I was particularly interested in the mathematical side of each of these characters. Von Kármán and Hilbert were evidently close friends (they were introduced by Alfred Haar) and Hilbert taught von Kármán who became a pioneer in mathematical aerodynamics, to value quantitative descriptions of Nature. Zermelo is said to have quipped “Kármán, of all the applied idiots I think you are the only one with the possibility of being educated” (p. 36). There are other moments of humor sprinkled throughout the book. Speaking of Zermelo (who proved the very first theorem on game theory in 1913), there is an often-recounted story of von Neumann meeting with Stan Ulam at the Chicago train station to recruit him for the Manhattan Project. He could not tell Ulam the location, only that it was in the southwest, to which Ulam famously replied: “I know you can’t tell me but you say you are going southwest in order that I should think that you are going northeast. But I know you are going southwest, so why do you lie?” This was, of course, a reworking of an old Jewish joke about two men on a train to Kiev. What struck me on reading it this time, was how much the joke embodied game theoretic reasoning and how perfectly apt it was that it should have been told of von Neumann.

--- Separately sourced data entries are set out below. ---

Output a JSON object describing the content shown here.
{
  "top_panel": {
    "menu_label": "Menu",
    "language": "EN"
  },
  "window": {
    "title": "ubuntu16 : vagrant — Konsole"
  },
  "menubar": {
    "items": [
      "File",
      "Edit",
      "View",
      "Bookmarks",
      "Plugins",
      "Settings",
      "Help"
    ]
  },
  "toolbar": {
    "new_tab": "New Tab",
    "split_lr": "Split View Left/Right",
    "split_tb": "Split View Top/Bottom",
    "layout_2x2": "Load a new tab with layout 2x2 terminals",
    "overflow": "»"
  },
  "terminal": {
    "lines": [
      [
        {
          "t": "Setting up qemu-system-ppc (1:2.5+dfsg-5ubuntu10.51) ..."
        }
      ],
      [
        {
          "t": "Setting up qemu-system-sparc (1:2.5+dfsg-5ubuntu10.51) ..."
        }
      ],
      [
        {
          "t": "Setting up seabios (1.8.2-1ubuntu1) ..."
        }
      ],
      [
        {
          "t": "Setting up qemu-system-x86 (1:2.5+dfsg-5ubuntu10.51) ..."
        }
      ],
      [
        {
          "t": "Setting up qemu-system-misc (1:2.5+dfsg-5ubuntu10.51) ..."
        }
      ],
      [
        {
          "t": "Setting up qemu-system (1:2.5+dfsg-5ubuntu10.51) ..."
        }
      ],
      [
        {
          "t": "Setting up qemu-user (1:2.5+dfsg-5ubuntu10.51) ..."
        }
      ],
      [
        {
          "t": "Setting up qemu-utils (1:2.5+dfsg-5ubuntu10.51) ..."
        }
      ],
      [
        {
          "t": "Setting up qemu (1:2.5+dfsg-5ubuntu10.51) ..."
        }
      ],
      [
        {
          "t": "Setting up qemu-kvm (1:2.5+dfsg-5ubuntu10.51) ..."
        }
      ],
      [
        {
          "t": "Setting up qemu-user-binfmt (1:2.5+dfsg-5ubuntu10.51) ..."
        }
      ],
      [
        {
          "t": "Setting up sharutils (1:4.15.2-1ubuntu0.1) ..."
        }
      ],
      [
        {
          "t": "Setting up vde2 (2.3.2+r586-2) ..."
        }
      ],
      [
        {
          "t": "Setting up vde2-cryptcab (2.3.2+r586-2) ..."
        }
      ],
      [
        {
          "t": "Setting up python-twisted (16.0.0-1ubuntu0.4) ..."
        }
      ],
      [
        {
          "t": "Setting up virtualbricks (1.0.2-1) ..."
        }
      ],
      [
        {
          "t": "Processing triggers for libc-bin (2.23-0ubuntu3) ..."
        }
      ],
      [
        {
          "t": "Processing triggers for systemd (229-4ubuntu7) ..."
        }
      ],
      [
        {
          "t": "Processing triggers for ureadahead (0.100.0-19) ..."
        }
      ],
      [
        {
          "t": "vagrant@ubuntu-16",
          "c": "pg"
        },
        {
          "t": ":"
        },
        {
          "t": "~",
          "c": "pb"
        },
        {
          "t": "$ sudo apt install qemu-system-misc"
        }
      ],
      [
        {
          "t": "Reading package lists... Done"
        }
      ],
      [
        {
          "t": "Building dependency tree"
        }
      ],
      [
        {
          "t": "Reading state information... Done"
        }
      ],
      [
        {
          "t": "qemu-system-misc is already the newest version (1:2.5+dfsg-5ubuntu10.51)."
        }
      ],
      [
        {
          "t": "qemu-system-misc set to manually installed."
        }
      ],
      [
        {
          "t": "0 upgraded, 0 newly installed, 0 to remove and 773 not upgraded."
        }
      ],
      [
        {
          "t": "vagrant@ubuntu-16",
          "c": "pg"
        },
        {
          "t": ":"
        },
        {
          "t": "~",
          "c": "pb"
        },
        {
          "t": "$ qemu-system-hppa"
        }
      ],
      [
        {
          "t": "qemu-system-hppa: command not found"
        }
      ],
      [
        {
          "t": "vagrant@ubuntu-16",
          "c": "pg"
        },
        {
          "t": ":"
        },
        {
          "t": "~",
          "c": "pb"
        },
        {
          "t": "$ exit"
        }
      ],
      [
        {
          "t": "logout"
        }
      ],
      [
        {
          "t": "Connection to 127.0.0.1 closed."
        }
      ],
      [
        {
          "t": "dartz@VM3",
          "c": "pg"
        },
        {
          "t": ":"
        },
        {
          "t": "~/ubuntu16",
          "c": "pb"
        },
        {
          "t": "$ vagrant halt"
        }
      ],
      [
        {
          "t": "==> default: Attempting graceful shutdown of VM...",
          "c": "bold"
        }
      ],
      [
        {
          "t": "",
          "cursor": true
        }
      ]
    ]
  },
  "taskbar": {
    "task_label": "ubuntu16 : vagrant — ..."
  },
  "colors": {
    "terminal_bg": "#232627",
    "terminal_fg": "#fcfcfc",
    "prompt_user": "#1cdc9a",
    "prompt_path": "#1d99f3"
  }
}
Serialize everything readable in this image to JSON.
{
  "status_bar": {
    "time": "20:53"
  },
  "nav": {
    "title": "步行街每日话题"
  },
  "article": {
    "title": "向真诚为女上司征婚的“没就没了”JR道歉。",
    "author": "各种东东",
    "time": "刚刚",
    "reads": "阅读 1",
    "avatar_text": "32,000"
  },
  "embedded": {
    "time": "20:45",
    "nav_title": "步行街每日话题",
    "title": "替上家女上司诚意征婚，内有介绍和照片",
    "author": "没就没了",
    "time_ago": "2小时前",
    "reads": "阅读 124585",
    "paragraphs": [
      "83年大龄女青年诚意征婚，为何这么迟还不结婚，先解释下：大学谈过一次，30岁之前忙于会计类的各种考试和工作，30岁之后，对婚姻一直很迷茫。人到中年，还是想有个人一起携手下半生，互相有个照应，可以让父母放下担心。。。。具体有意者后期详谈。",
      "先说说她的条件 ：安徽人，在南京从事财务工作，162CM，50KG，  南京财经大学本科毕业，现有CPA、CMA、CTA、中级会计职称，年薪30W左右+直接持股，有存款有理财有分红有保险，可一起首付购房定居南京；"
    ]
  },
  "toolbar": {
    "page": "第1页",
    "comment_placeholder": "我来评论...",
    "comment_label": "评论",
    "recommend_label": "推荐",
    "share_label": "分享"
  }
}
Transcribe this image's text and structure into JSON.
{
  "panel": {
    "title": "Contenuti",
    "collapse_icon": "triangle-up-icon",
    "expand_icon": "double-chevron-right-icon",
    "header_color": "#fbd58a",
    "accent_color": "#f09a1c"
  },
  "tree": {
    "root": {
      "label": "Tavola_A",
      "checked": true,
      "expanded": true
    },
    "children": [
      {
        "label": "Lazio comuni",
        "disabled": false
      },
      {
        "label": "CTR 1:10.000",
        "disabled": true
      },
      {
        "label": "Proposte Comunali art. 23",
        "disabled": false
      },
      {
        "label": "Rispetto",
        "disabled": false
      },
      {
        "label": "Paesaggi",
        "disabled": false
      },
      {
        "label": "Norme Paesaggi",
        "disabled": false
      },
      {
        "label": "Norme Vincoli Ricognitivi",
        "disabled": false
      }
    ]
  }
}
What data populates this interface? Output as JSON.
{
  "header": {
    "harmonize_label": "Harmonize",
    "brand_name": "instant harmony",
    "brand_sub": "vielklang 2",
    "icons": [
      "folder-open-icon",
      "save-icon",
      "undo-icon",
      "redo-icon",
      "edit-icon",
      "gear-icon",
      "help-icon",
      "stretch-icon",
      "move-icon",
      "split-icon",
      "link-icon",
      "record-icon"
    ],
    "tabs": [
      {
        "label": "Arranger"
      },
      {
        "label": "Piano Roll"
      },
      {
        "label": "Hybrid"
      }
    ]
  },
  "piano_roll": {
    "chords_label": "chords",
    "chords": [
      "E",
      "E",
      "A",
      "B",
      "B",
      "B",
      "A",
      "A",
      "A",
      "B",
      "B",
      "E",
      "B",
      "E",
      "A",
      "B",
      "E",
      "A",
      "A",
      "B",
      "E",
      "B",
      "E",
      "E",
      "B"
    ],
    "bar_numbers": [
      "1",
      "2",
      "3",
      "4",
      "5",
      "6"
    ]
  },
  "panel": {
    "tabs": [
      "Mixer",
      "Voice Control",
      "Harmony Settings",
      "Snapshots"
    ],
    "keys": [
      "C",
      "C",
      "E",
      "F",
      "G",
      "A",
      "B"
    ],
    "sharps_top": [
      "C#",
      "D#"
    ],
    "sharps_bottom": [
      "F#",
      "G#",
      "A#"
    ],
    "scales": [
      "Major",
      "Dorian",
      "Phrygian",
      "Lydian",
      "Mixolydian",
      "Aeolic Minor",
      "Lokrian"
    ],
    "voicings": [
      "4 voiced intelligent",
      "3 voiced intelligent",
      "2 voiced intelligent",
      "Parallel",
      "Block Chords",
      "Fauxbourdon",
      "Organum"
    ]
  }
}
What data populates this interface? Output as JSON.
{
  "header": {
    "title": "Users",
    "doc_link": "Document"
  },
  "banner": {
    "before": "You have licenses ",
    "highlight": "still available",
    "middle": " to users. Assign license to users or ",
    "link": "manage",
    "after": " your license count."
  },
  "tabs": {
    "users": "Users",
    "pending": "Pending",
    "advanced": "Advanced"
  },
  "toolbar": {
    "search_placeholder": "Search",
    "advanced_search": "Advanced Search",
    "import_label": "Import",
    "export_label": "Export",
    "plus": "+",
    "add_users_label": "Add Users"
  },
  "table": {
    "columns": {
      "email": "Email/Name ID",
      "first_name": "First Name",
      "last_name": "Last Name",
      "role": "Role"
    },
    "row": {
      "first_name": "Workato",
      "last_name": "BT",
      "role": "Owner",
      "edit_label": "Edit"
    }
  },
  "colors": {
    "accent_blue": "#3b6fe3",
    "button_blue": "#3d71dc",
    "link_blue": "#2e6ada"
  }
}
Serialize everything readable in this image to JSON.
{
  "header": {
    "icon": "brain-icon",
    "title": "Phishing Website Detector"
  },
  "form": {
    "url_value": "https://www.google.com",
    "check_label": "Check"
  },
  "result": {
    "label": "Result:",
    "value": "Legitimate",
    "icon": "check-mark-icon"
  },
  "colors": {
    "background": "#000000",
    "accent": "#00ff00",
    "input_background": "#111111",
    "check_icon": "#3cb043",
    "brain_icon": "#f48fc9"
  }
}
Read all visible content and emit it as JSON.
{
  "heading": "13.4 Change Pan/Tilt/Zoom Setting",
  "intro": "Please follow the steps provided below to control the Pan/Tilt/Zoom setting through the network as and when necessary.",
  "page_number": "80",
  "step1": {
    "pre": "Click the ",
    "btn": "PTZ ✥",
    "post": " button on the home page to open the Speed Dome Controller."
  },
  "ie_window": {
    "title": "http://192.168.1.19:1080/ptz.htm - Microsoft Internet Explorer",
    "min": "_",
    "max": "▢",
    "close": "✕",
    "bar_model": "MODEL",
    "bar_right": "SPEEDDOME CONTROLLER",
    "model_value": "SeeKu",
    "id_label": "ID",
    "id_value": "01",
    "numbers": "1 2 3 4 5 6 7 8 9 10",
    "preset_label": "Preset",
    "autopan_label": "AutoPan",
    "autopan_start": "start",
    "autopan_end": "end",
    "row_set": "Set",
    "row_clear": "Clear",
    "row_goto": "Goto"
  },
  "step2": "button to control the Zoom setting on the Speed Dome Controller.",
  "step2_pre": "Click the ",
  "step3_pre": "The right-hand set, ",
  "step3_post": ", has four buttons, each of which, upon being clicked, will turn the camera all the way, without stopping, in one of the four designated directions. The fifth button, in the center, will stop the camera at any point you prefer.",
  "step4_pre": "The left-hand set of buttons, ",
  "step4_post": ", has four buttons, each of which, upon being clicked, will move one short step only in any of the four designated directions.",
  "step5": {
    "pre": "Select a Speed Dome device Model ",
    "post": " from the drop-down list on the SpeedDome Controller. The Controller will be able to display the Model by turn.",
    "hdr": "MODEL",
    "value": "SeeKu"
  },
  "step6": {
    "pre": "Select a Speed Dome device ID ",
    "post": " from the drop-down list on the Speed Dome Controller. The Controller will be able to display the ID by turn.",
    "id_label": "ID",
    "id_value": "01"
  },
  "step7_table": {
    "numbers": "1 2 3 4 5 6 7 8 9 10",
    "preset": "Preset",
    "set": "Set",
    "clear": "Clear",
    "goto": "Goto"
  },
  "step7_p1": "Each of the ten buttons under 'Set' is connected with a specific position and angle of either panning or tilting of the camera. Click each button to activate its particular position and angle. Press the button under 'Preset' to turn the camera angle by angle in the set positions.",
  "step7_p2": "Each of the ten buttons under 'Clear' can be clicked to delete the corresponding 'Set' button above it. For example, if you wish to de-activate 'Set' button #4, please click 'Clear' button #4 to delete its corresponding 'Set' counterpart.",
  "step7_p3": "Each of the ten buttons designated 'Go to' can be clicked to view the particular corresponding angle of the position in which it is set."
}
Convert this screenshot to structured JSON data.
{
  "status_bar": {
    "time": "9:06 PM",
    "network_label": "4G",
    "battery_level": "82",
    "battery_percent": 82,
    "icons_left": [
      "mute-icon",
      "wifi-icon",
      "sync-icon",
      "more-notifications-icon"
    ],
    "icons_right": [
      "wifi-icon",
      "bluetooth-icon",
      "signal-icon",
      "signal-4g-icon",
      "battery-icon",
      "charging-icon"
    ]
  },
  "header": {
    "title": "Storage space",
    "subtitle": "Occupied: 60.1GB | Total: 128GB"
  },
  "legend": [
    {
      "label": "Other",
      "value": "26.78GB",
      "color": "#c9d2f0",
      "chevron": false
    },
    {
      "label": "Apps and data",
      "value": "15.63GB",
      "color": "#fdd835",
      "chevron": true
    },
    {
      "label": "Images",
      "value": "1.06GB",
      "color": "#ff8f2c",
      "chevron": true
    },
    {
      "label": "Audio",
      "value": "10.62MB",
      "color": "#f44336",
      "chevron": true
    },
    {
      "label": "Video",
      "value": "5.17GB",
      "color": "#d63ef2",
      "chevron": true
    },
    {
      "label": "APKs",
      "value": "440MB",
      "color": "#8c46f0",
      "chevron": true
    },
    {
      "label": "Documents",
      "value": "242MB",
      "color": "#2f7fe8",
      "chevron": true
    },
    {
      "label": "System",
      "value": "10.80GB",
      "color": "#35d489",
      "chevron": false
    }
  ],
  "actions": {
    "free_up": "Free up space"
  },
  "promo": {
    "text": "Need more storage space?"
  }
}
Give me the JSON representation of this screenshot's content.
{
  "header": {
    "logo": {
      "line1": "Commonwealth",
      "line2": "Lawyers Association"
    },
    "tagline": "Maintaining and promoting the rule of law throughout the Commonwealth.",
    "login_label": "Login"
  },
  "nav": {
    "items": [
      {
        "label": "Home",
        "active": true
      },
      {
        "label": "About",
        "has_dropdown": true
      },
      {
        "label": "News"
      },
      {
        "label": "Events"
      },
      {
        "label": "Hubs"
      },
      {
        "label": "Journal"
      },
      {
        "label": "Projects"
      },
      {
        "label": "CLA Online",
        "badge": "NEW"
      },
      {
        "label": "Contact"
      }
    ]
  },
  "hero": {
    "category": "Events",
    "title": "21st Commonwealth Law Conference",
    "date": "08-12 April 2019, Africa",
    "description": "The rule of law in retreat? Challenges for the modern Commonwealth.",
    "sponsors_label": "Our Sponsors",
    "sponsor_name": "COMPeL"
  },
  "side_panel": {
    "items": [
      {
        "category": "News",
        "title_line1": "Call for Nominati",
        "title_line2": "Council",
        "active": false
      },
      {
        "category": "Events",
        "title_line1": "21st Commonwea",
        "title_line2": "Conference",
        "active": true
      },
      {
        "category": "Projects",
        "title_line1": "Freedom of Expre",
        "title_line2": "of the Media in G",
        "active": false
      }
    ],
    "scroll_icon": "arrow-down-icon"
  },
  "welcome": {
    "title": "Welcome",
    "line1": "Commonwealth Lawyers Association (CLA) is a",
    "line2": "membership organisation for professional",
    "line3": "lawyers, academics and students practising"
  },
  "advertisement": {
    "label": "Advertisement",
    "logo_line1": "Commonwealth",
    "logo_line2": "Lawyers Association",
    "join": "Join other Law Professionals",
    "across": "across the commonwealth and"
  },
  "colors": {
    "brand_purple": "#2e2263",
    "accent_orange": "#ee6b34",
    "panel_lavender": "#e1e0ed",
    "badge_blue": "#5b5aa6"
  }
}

Although they ended up on opposite sides of the political spectrum, both Szilard and Teller remained good friends and shared friendship with another Hungarian émigré, Arthur Koestler (the writer profiled by Marton) whose Darkness at Noon had a profound effect on Teller in particular. He read it at Los Alamos in 1943, and called it a “major milestone” in his thinking, thereafter seeing himself as an anti-communist “of the school of Koestler” (from Teller’s Memoirs, quoted on p. 128, The Martians). Coincidentally, just last week while I was having lunch with my Hungarian author/mathematician friend, she mentioned a short piece in December 18, 2006 issue of The New Yorker about the artist Eva Zeisel, who was a childhood friend of Koestler, and later, for a brief period in Berlin during the Weimar Republic, his lover. Zeisel escaped the Nazis, but was imprisoned by Stalin’s secret police for 16 months of mostly solitary confinement in the Soviet Union. And it was this experience, as recounted to him by Zeisel, that Koestler used in writing Darkness at Noon. Eva just turned 100 last month. My friend was 80 last year, and I soak up all her stories of that exceptional time and place that spawned so many creative individuals. I feel a strange kinship with these people. I live in a world they had a large role in shaping. Publishing their stories seems timely and relevant. Reading about their lives helps me understand my own world a little better.
Bonnie Shulman is Associate Professor of Mathematics at Bates College in Lewiston, ME. She is interested in the history and philosophy of mathematics and science and has a special fascination with the history of the Manhattan Project.